In effect, Metropol's contributors decided not to put up with an old Soviet tradition of writing some things "for the drawer," knowing they would never appear in print.

There are unconfirmed reports that some writers who were approached about contributing to Metropol declined, perhaps fearful of repercussions. But a substantial number of well-known figures did contribute. Metropol also includes a passage by John Updike, from his newest book, "The Coup." Updike is one of a number of modern American writers, some of whose works are officially lauded here.

Among the Soviet writers of note are these:

Fasil Iskander, an inventive, humorous writer, many of whose works are set in the Trans-Caucasus. Although much of his writing has been subjected to censorship, Iskander has a wide following and an excellent reputation among Soviet intellectuals. Some of his works have been published in the West.

One of the two Iskander stories in Metropol is called "A Very Sexy Little Giant." Its hero, an undersized lover named Marat, recounts a series of amorous adventures, each ending, "She was so satisfied, so satisfied."
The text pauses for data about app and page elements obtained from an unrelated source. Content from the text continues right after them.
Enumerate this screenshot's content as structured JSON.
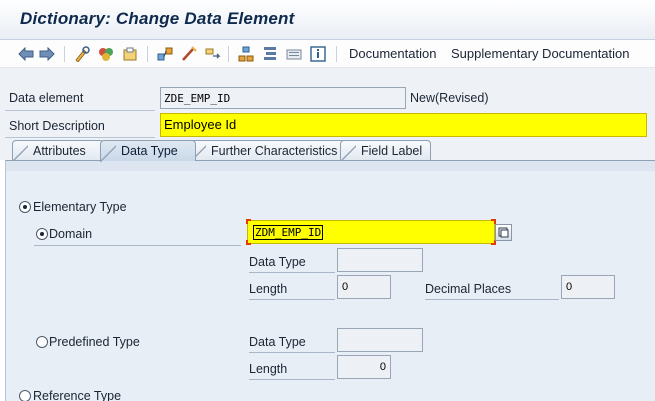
{
  "window": {
    "title": "Dictionary: Change Data Element"
  },
  "toolbar": {
    "icons": [
      "back-icon",
      "forward-icon",
      "display-change-icon",
      "activate-icon",
      "where-used-icon",
      "object-list-icon",
      "navigation-window-icon",
      "hierarchy-icon",
      "layout-icon",
      "print-icon",
      "info-icon"
    ],
    "documentation_label": "Documentation",
    "supplementary_label": "Supplementary Documentation"
  },
  "header": {
    "data_element_label": "Data element",
    "data_element_value": "ZDE_EMP_ID",
    "status": "New(Revised)",
    "short_description_label": "Short Description",
    "short_description_value": "Employee Id"
  },
  "tabs": [
    {
      "label": "Attributes",
      "active": false
    },
    {
      "label": "Data Type",
      "active": true
    },
    {
      "label": "Further Characteristics",
      "active": false
    },
    {
      "label": "Field Label",
      "active": false
    }
  ],
  "data_type_tab": {
    "elementary_type_label": "Elementary Type",
    "domain_label": "Domain",
    "domain_value": "ZDM_EMP_ID",
    "domain_data_type_label": "Data Type",
    "domain_data_type_value": "",
    "domain_length_label": "Length",
    "domain_length_value": "0",
    "decimal_places_label": "Decimal Places",
    "decimal_places_value": "0",
    "predefined_type_label": "Predefined Type",
    "predefined_data_type_label": "Data Type",
    "predefined_data_type_value": "",
    "predefined_length_label": "Length",
    "predefined_length_value": "0",
    "reference_type_label": "Reference Type",
    "selected": "Domain"
  },
  "colors": {
    "required_field": "#ffff00",
    "title": "#0d2a4e",
    "panel": "#e8eef5"
  }
}
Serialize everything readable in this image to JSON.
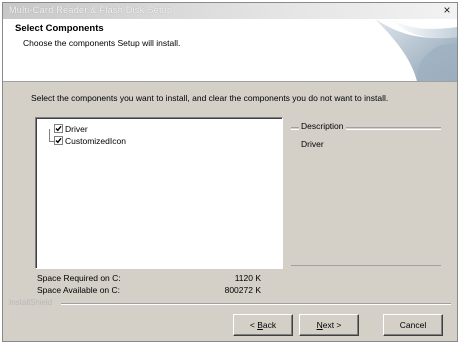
{
  "window": {
    "title": "Multi-Card Reader & Flash Disk Setup",
    "close_glyph": "×"
  },
  "header": {
    "title": "Select Components",
    "subtitle": "Choose the components Setup will install."
  },
  "instructions": "Select the components you want to install, and clear the components you do not want to install.",
  "components": [
    {
      "label": "Driver",
      "checked": true
    },
    {
      "label": "CustomizedIcon",
      "checked": true
    }
  ],
  "description": {
    "legend": "Description",
    "text": "Driver"
  },
  "space": {
    "required_label": "Space Required on  C:",
    "required_value": "1120 K",
    "available_label": "Space Available on  C:",
    "available_value": "800272 K"
  },
  "brand_text": "InstallShield",
  "buttons": {
    "back_prefix": "< ",
    "back_mnemonic": "B",
    "back_rest": "ack",
    "next_mnemonic": "N",
    "next_rest": "ext >",
    "cancel": "Cancel"
  },
  "colors": {
    "dialog_face": "#d4d0c8",
    "header_bg": "#ffffff"
  },
  "icons": {
    "close": "close-icon",
    "checkbox": "checkbox-checked-icon",
    "banner": "setup-banner-graphic"
  }
}
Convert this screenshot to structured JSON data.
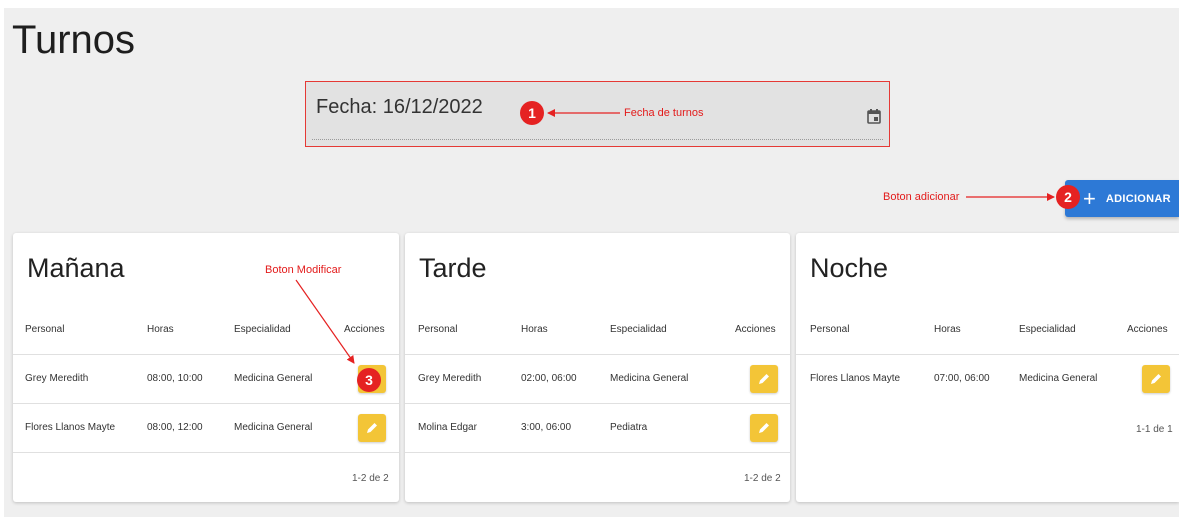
{
  "page": {
    "title": "Turnos"
  },
  "date_field": {
    "label": "Fecha: 16/12/2022"
  },
  "add_button": {
    "label": "ADICIONAR"
  },
  "annotations": {
    "m1": "1",
    "m2": "2",
    "m3": "3",
    "fecha": "Fecha de turnos",
    "adicionar": "Boton adicionar",
    "modificar": "Boton Modificar"
  },
  "headers": {
    "personal": "Personal",
    "horas": "Horas",
    "especialidad": "Especialidad",
    "acciones": "Acciones"
  },
  "shifts": [
    {
      "title": "Mañana",
      "rows": [
        {
          "personal": "Grey Meredith",
          "horas": "08:00, 10:00",
          "especialidad": "Medicina General"
        },
        {
          "personal": "Flores Llanos Mayte",
          "horas": "08:00, 12:00",
          "especialidad": "Medicina General"
        }
      ],
      "pager": "1-2 de 2"
    },
    {
      "title": "Tarde",
      "rows": [
        {
          "personal": "Grey Meredith",
          "horas": "02:00, 06:00",
          "especialidad": "Medicina General"
        },
        {
          "personal": "Molina Edgar",
          "horas": "3:00, 06:00",
          "especialidad": "Pediatra"
        }
      ],
      "pager": "1-2 de 2"
    },
    {
      "title": "Noche",
      "rows": [
        {
          "personal": "Flores Llanos Mayte",
          "horas": "07:00, 06:00",
          "especialidad": "Medicina General"
        }
      ],
      "pager": "1-1 de 1"
    }
  ],
  "colors": {
    "accent": "#2d79d6",
    "edit": "#f3c537",
    "annotation": "#e52222"
  }
}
At one point Marat suffers from temporary impotence after being interrupted at a crucial moment with the mistress of Lavrenty Beria, Stalin's last police chief. Marat overcomes the fear engendered by that experience with therapy provided by a woman who trained boa constrictors.

Akhadulina, a much-admired poetess who contributed a dense and complex prose piece.She was once married to Yevgeni Yevtushenko, who with Voznesensky is the best-known of modern poets. Yevtushenko is not represented in Metropol, a fact that will bring knowing nods to detractors who feel he is too close to the authorities, but which could also be a function of Moscow's arcane literary politics.

Fridderich Gorenshtein, a screenwriter, who wrote two of the most interesting Soviet films of recent years, "Solaris" and "Love Slave." In Metropol, Gorenshtein writes a story about a 46-year old man who is slowly going insane, passing into a Dostoyevskian, metaphysical madness. The hero comes closer and closer to Christianity, but at the end is taken off to a mad house. According to Prof. Proffer, the story has strong echoes of 19th century Russian literature.

Aksyonov, famous to several generations of Soviet young people though he is still in his forties, is listed as the first of the five Metropol editors. His contribution is a play called "The Rour Humors," an experimental work that pokes fun at cliches of official Soviet culture.